Over fifty percent of Guatemala’s population lives in poverty or extreme poverty, even though Guatemala has the largest economy in Central America. One in every two children suffers from malnutrition. Health centers and hospitals lack medicine including ibuprofen, insulin and antibiotics. Public schools have no books, desks or electricity. The price of basic food in this agricultural country rises every year. Police lack sufficient gasoline to drive to crime scenes. Meanwhile the president, the vice president and many other officials had pocketed millions of dollars.
On September 2nd, Peréz Molina resigned. The evidence against him was amassed through more than 90,000 wiretapped phone calls, 6000 emails and 175,000 documents.
But it was the protests which propelled evidence into action, demanding resignations and successfully pressuring Congress to take action. Even the conservative interim president, who will serve until the end of January, invited protestors to work with him in forming a transitional administration. The people had won.
I asked my friend Juan, who is a teacher, if he was surprised that the police did not “remove” the protesters .
“We have freedom of expression in our Constitution. People can legally demonstrate,” Juan said emphatically.
“But when the protests started, did you think Molina would actually resign and end up in jail?” I asked.
“Of course I knew we would win,” he told me, “there are more of us than there are them.”
But it took the magnitude of the protests to show just how widespread dissatisfaction was.
Guatemalans voted in the scheduled general election on September 6th, despite calls that the elections be postponed until the laws were reformed to eliminate influence peddling through campaign money from drug trafficking and the weathy elite (an amount CICIG estimated as accounting at fifty percent of campaign spending).
Still, the influence of the protests on the election was striking. Wealthy right-wing businessman Manuel Baldizon, the front-runner before the protests, came in third, his party tainted by corruption charges.

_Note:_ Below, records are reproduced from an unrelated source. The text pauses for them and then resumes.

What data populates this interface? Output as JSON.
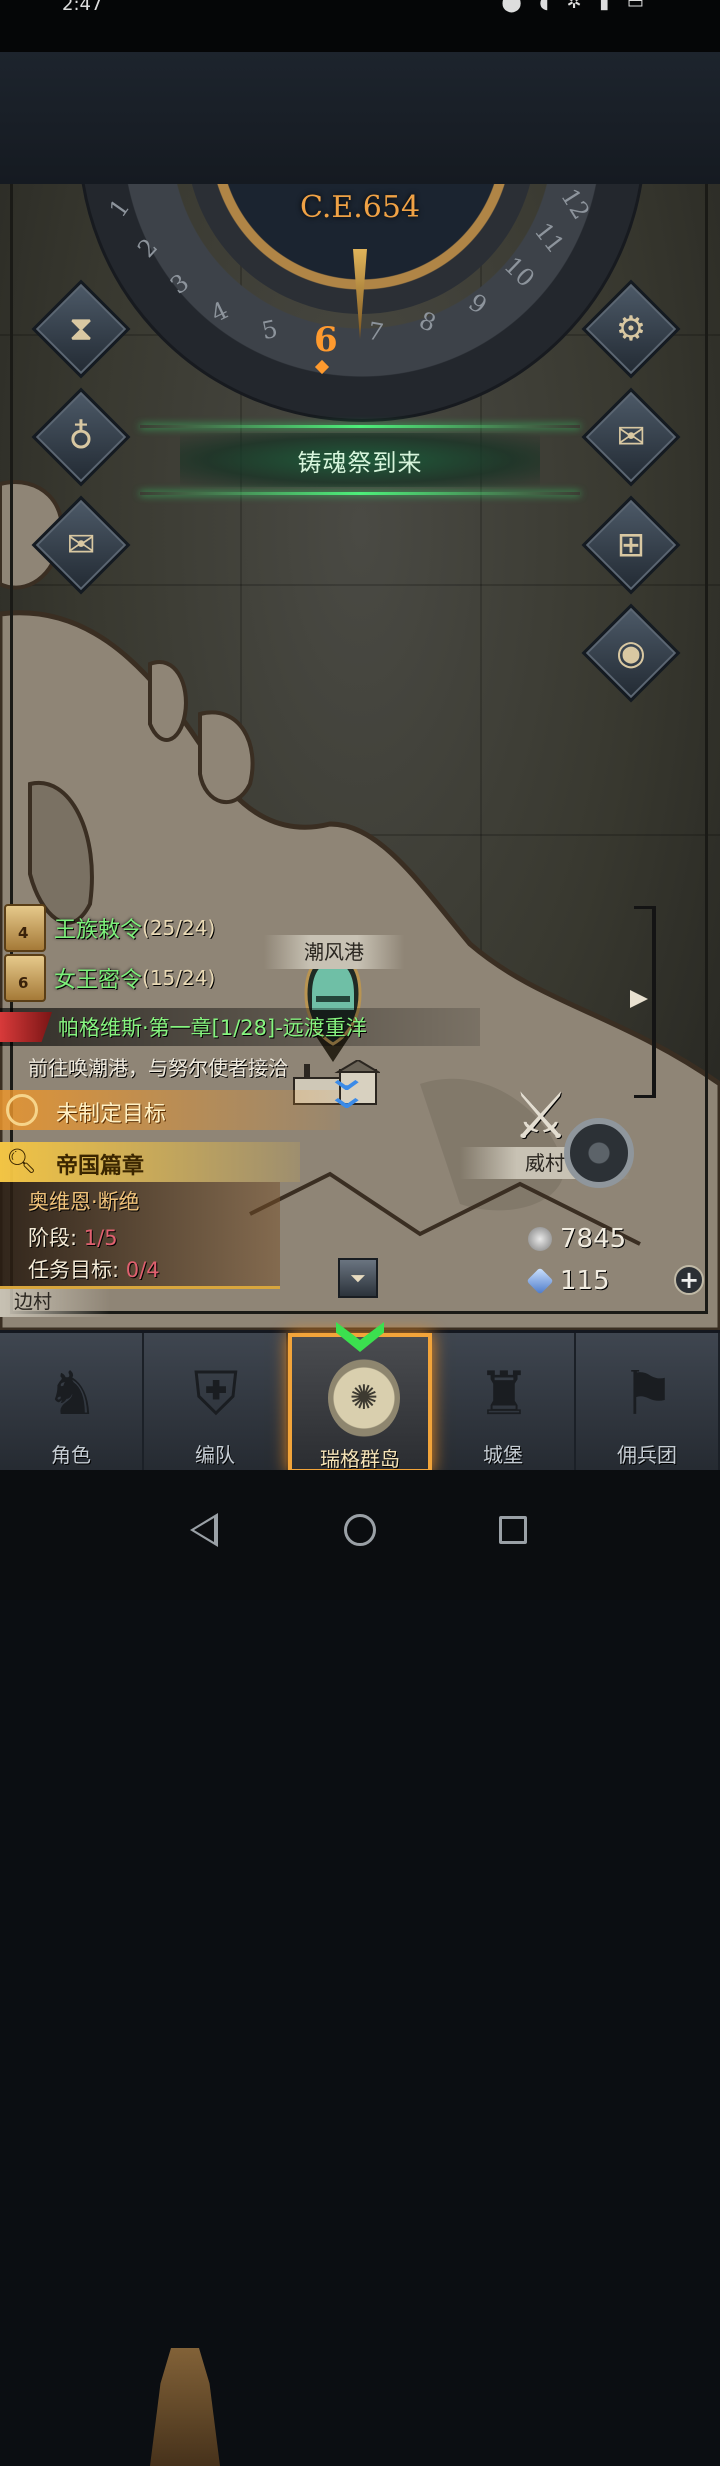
{
  "status_bar": {
    "time": "2:47",
    "icons": "⬤ ◖ ✲ ▮ ▭"
  },
  "calendar": {
    "era": "C.E.654",
    "months": [
      "1",
      "2",
      "3",
      "4",
      "5",
      "6",
      "7",
      "8",
      "9",
      "10",
      "11",
      "12"
    ],
    "current_month": "6"
  },
  "banner": {
    "text": "铸魂祭到来"
  },
  "side_buttons": {
    "left": [
      "hourglass-icon",
      "money-bag-icon",
      "scroll-icon"
    ],
    "right": [
      "gear-icon",
      "mail-icon",
      "window-icon",
      "coin-icon"
    ]
  },
  "map": {
    "port_label": "潮风港",
    "village_label": "威村",
    "edge_village_label": "边村"
  },
  "orders": [
    {
      "badge": "4",
      "name": "王族敕令",
      "count": "(25/24)"
    },
    {
      "badge": "6",
      "name": "女王密令",
      "count": "(15/24)"
    }
  ],
  "main_quest": {
    "title": "帕格维斯·第一章[1/28]-远渡重洋",
    "description": "前往唤潮港，与努尔使者接洽"
  },
  "goal": {
    "title": "未制定目标"
  },
  "campaign": {
    "title": "帝国篇章",
    "hero": "奥维恩·断绝",
    "stage_label": "阶段: ",
    "stage_value": "1/5",
    "target_label": "任务目标: ",
    "target_value": "0/4"
  },
  "resources": {
    "silver": "7845",
    "crystal": "115"
  },
  "bottom_nav": [
    {
      "label": "角色",
      "icon": "knight-icon"
    },
    {
      "label": "编队",
      "icon": "helmet-icon"
    },
    {
      "label": "瑞格群岛",
      "icon": "islands-icon",
      "active": true
    },
    {
      "label": "城堡",
      "icon": "castle-icon"
    },
    {
      "label": "佣兵团",
      "icon": "banner-icon"
    }
  ],
  "colors": {
    "accent_orange": "#f2a43a",
    "quest_green": "#86f47f",
    "banner_glow": "#4df07a"
  }
}
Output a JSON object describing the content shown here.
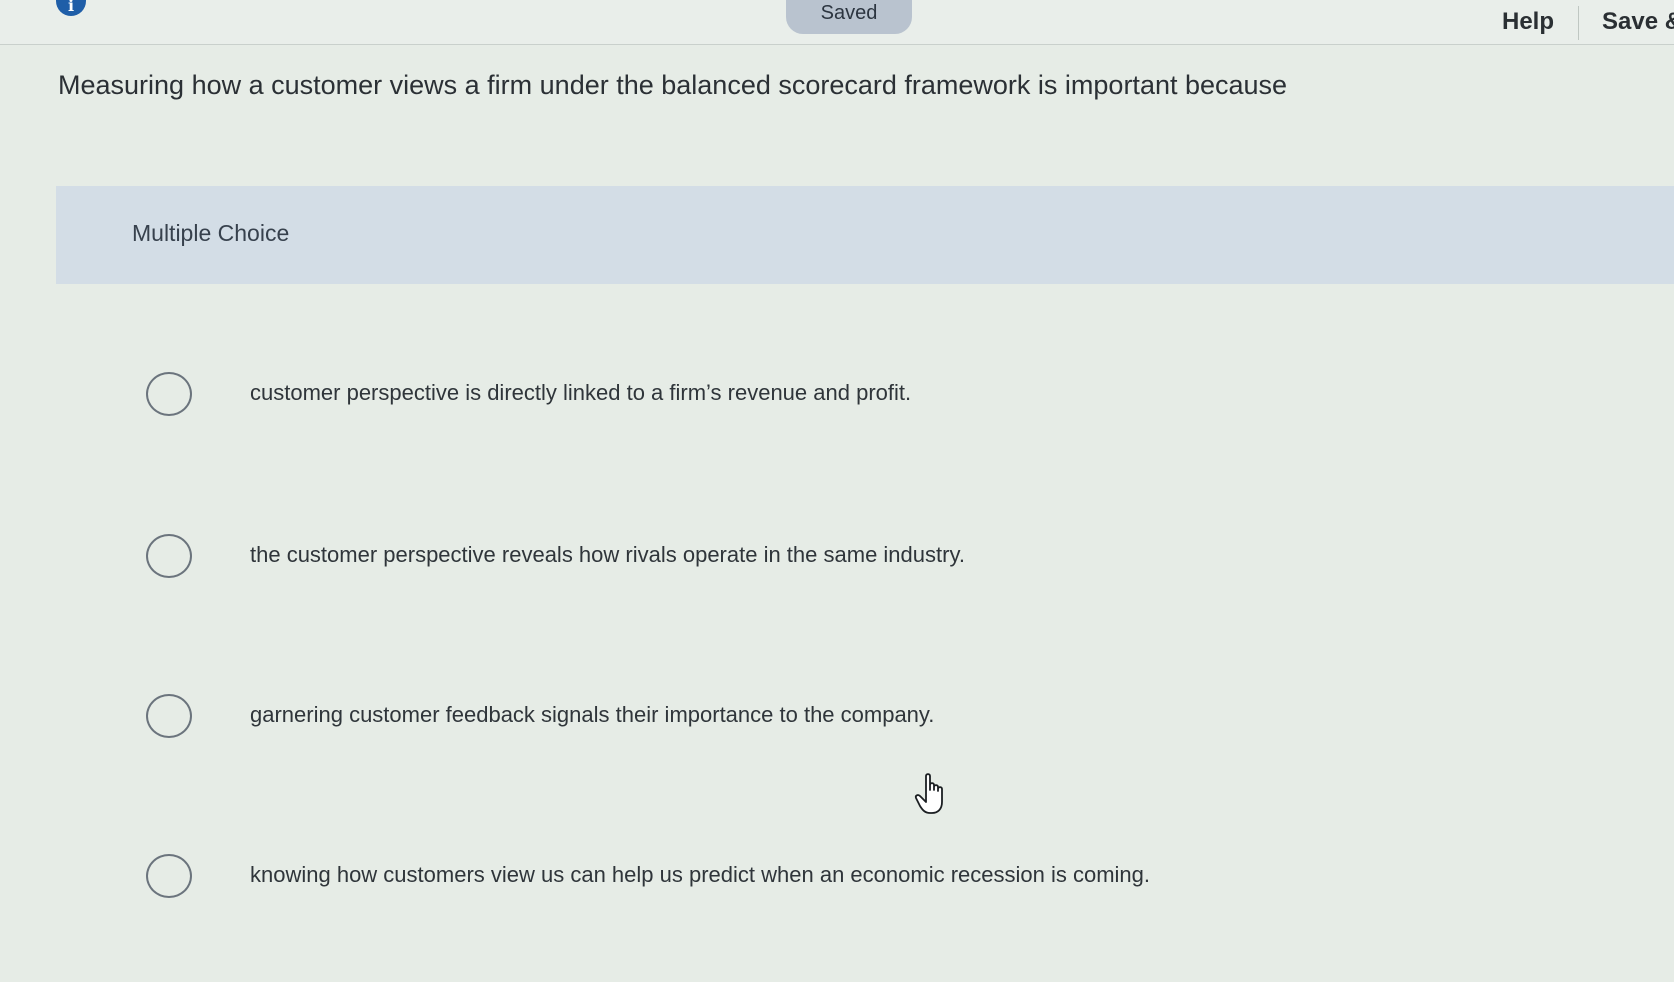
{
  "topbar": {
    "status_pill": "Saved",
    "help_label": "Help",
    "save_label": "Save &"
  },
  "question": {
    "text": "Measuring how a customer views a firm under the balanced scorecard framework is important because"
  },
  "answer_section": {
    "type_label": "Multiple Choice",
    "choices": [
      {
        "label": "customer perspective is directly linked to a firm’s revenue and profit."
      },
      {
        "label": "the customer perspective reveals how rivals operate in the same industry."
      },
      {
        "label": "garnering customer feedback signals their importance to the company."
      },
      {
        "label": "knowing how customers view us can help us predict when an economic recession is coming."
      }
    ]
  },
  "icons": {
    "info": "info-icon",
    "cursor": "hand-pointer-icon"
  },
  "colors": {
    "background": "#e6ece6",
    "multiple_choice_band": "#d3dde6",
    "saved_pill": "#b9c3cf",
    "info_icon": "#1f5ea8"
  }
}
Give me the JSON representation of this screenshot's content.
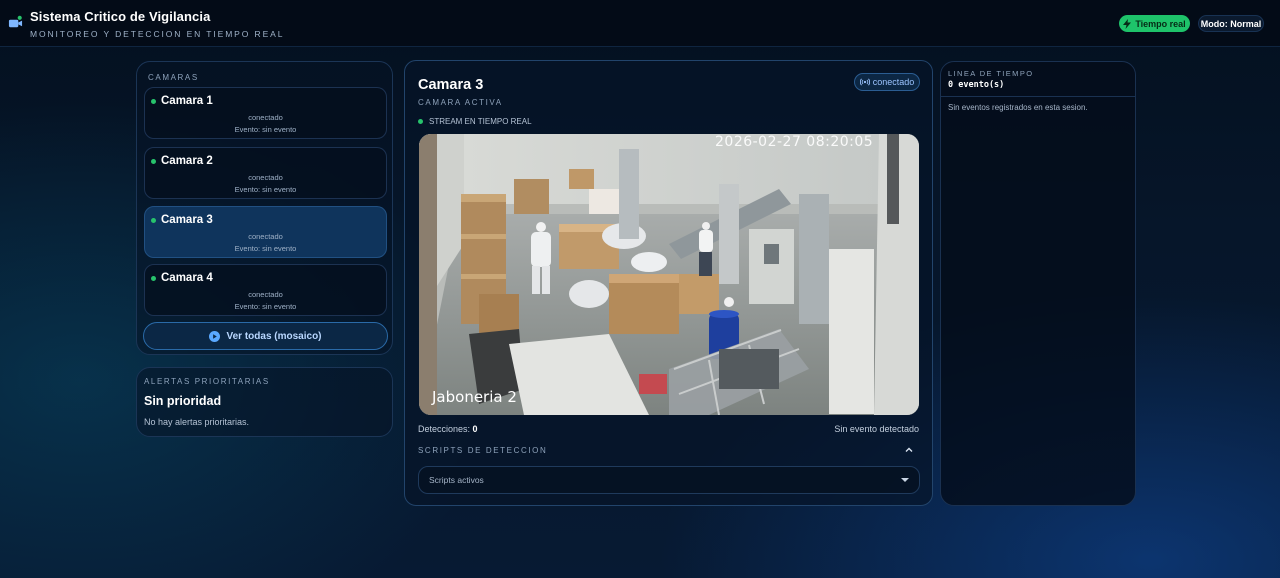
{
  "header": {
    "title": "Sistema Critico de Vigilancia",
    "subtitle": "MONITOREO Y DETECCION EN TIEMPO REAL",
    "live_badge": "Tiempo real",
    "mode_badge": "Modo: Normal",
    "icon": "video-camera-icon"
  },
  "sidebar": {
    "caption": "CAMARAS",
    "cameras": [
      {
        "name": "Camara 1",
        "status": "conectado",
        "event": "Evento: sin evento",
        "active": false
      },
      {
        "name": "Camara 2",
        "status": "conectado",
        "event": "Evento: sin evento",
        "active": false
      },
      {
        "name": "Camara 3",
        "status": "conectado",
        "event": "Evento: sin evento",
        "active": true
      },
      {
        "name": "Camara 4",
        "status": "conectado",
        "event": "Evento: sin evento",
        "active": false
      }
    ],
    "mosaic_button": "Ver todas (mosaico)"
  },
  "alerts": {
    "caption": "ALERTAS PRIORITARIAS",
    "title": "Sin prioridad",
    "text": "No hay alertas prioritarias."
  },
  "main": {
    "camera_title": "Camara 3",
    "camera_subtitle": "CAMARA ACTIVA",
    "connection_badge": "conectado",
    "stream_label": "STREAM EN TIEMPO REAL",
    "video_timestamp": "2026-02-27 08:20:05",
    "video_overlay_label": "Jaboneria 2",
    "detections_label": "Detecciones:",
    "detections_count": "0",
    "detection_status": "Sin evento detectado",
    "scripts_caption": "SCRIPTS DE DETECCION",
    "scripts_select_value": "Scripts activos"
  },
  "timeline": {
    "caption": "LINEA DE TIEMPO",
    "count": "0 evento(s)",
    "empty_text": "Sin eventos registrados en esta sesion."
  },
  "colors": {
    "accent_green": "#1ec36a",
    "accent_blue": "#2a6aa8",
    "active_card": "#0f345c"
  }
}
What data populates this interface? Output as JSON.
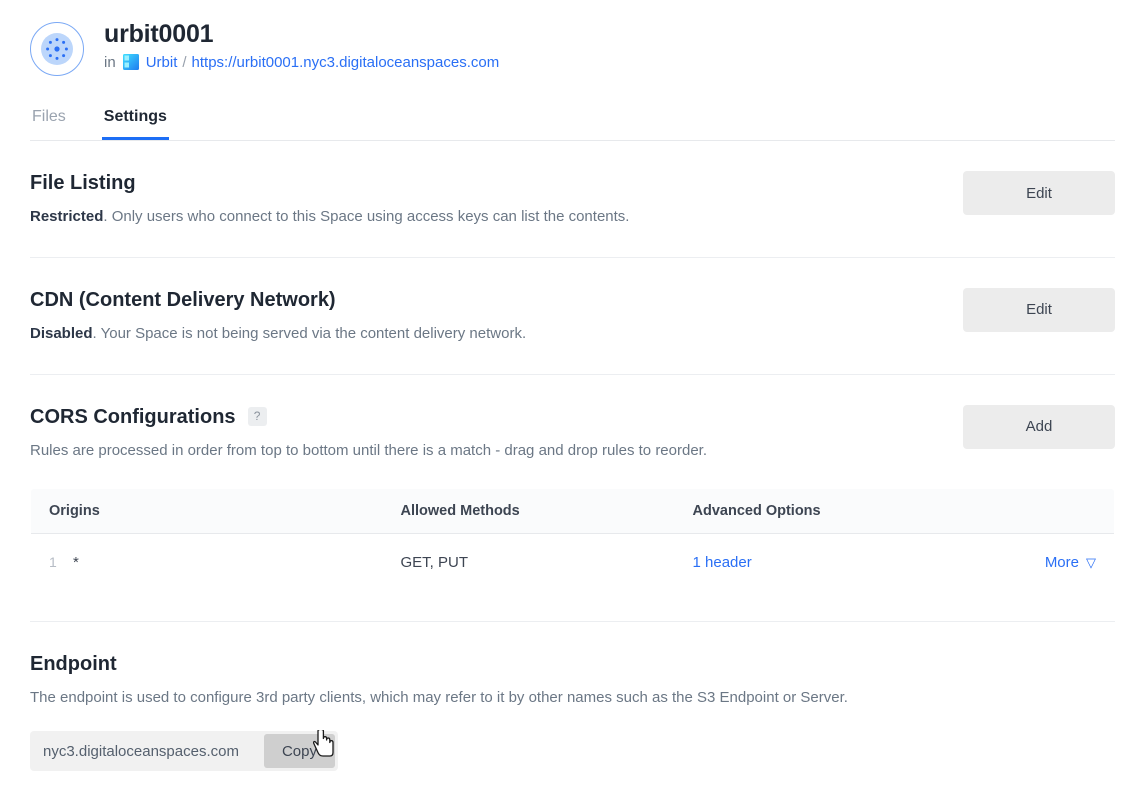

Twenty-four percent of the vote went to Jimmy Morales, a television comedian whose outstanding qualification was a lack of experience in government and his assurance that he was not a thief. Few Guatemalans know much about him though he has disturbing ties to the right-wing military elite. He will face Sandra Torres in a run-off election October 25. Torres is the ex-wife of a former president, whose family is also tainted by corruption charges, but who promises to increase benefits to the poor.
“There is no one I want to vote for,” Juan said. “But I am happy that the protests will give the new government a reason not to commit the same errors.”
Update 10/26/15: Outsider candidate and TV comedian Jimmy Morales won a landslide victory in the a runoff election against former first lady Sandra Torres. Morales is set to take office in January 2016.